While Infineon was a “fast follower” in mobile, intentionally timing its products for when commercial volumes were starting to ship, it’s been moving toward market leadership since the acquisition, said Hermann Eul, vice president and general manager of Intel’s mobile and communications group.
“For us, it is the clear strategy, the clear plan, to go into a leadership position, and we are currently in the transition to do that,” Eul said. He spoke on Monday at a press and analyst briefing at Intel headquarters.
Intel painted itself as a force that can make the mobile chip industry more competitive and help to drive technology forward. Device makers, mobile operators and other players are counting on that, according to Aicha Evans, vice president and general manager of wireless platform R&D.
“This is the first time that I’ve been at Intel working at anything, that the industry is actively rooting for us to succeed … because of diversity in this market,” said Evans, who has been at Intel for seven years.
Qualcomm already sells multimode LTE chips for a large number of bands, but Intel claims the 7160 has a performance edge over the competition. It’s 12 percent smaller than rival products and consumes 20 percent to 30 percent less power, the company said.
Support for multiple LTE bands is important because there are about 40 different spectrum bands allocated for the high-speed mobile data system around the world. Phones may need many different bands in order to allow international roaming on LTE, and being able to pack in many frequencies can also save device makers money.
With the 7160, a device maker could have a single chip for phones sold all over the world, said Thomas Lindner, senior director in the mobile and communications group. The 15 bands that it can support are not set in stone but can be configured for particular manufacturers, he said.
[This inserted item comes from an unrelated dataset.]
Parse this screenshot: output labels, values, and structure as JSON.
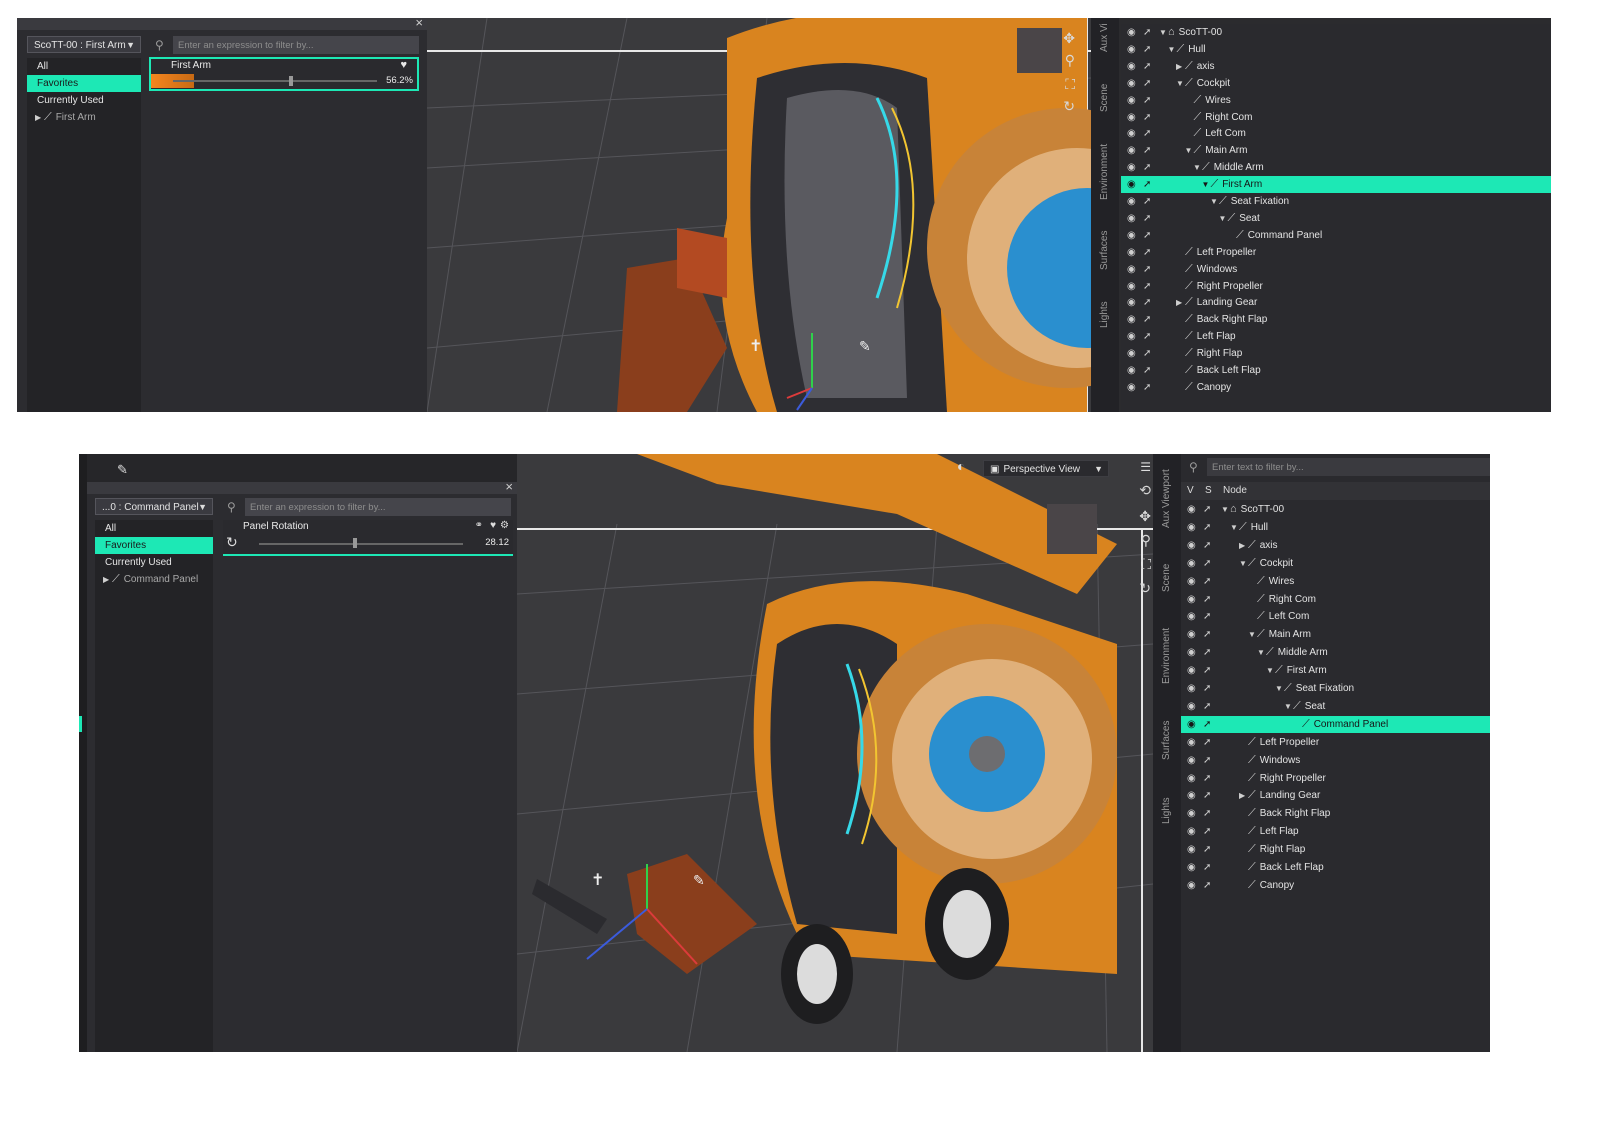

The first iteration of the 7160 will be equipped for so-called Category 3 LTE, with throughput as high as 100Mbps (bits per second). An updated version shipping by year’s end will offer Category 4 LTE, which can go as high as 150Mbps. Speeds for individual users won’t match those maximums, but each advance should mean better real-world performance. The second version of the 7160 will also support VoLTE (voice over LTE), which will let carriers shift voice calls from their 2G and 3G systems onto what are now data-only LTE networks.
The chip could also be set up to support TD (time-division) LTE, a form of the technology that Sprint, China Mobile and other carriers plan to use. Whether Intel implements TD-LTE in the 7160 will depend on demand from operators, Evans said.
In parallel with the 7160, Intel has been developing the XMM 7260, which is due to ship in the first half of next year. The 7260 can support carrier aggregation, an emerging LTE feature that lets operators combine two separate spectrum bands into one for higher performance. On Monday, Intel demonstrated carrier aggregation on a 7260 evaluation board built at its new design center in San Diego, Qualcomm’s hometown. The 7260 also will include TD-LTE.
Intel has a major potential advantage over wireless rivals in the form of its advanced chip design expertise and private foundry capacity, said analyst Jack Gold of J. Gold Associates, who attended the event. This is the chipmaking operation that churns out smaller, faster, more efficient microprocessors on a steady schedule. Qualcomm, by contrast, relies on outside manufacturers.
The former Infineon wireless business is still relying on TSMC (Taiwan Semiconductor Manufacturing Corp.), but Intel expects to bring its own chipmaking assets to bear on the wireless business within two to three years, Evans said. The sooner it can do so, the more benefit it can gain, Gold said.